Just making an impediment list is not good enough.  Yes, it is a start.  But only the start.  Raising impediments at the daily stand-up meeting shows that a team is mature enough to recognize that all problems are better solved in the light of day.  Problems are easier to solve when more than one person is working on the issue.  One of the first steps to getting multiple people working on an impediment is to make it known to the team.

Yet this is the start, not the end of the process.  Yes many newbie teams believe that the Scrum Master's job is to resolve these impediments.  That is a wonderful misconception and will work for a while as the newbie team learns the power of an agile mindset.  But only the maturing teams learn that it is their job to remove these impediments.

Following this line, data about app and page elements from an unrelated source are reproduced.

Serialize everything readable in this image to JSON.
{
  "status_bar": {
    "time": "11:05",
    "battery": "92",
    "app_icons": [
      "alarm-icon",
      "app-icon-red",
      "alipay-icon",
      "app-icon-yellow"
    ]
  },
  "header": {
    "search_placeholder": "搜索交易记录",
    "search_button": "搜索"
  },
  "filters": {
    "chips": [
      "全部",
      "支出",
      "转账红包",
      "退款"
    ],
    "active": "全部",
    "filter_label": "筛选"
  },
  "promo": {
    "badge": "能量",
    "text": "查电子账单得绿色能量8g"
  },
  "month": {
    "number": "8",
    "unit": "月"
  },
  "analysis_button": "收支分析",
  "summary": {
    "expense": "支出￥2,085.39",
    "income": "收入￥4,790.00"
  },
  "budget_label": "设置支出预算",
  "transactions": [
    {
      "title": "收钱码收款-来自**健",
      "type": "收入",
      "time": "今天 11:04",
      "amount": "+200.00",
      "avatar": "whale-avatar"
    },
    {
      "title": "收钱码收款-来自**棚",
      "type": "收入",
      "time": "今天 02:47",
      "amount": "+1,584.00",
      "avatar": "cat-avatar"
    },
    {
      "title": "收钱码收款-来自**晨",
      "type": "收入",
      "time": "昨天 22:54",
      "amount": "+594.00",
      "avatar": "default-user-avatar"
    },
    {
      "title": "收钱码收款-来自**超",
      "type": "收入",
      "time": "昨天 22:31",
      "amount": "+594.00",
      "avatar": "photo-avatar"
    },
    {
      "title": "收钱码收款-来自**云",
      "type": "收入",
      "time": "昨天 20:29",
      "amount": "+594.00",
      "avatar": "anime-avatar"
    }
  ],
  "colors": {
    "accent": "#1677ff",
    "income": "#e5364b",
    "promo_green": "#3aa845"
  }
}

So what are 7 aspects on a great impediment card living on the top of your impediment list?
  1. Title - this should be a short pithy phrase; not a dissertation title.
  2. Description - a few sentences that anyone reading the card will get context to the problem, and be interested enough to ask questions.
  3. Who - a name of the person effected by the impediment (should be the person raising it - but OK, if not include both - it is an indication that growth is needed).
  4. Date - the timestamp for the start of the resolution tracking.  If Impediments are resolved in a day then this field may be wasteful - in fact most of this info is waste.  Yet, I'm betting if you are read this far, you have the typical problem of impediments are stale and rarely resolved.  That's why you need the date!
  5. Shepherd - the person who will see this impediment through to resolution
  6. Current status - not a one word status - but a description of the progress, possible workarounds.  This is a log of the resolution process.
  7. Resolution date - a time stampe for the end.  The status above should indicate the resolution.

This is a list of aspects of a great impediment.  If your impediments are not being resolved and you have more that a handful (one for each finger) then you should treat them as more permeant citizens of your task board.   Make the life of the impediment visible.  I'm not going to discuss the resolution process, we'll save that for another day.  But with just this basic data you could start to track the cost of not resolving your impediments.  

Estimate in story points or task hours the amount of effort that would be reduced if the impediment were resolved per day.  Then apply that cost to the impediments life span.  Do this for a few dozen impediments and you may have a wonderful info-graphic to take to your leadership.

Most of the leader's that I've worked with say they understand the impediment resolution process, and why it is important.  Many also say no one ever tells them about the problems.  They say they are willing to help.  Few have trained themselves to go ask, or to question the teams.  Great scrum takes discipline, even at the leadership level.


See Also:
Top Ten Organizational Impediments - by Vodde and LarmanFive Tips of Impediment Resolution - by Stefan Roock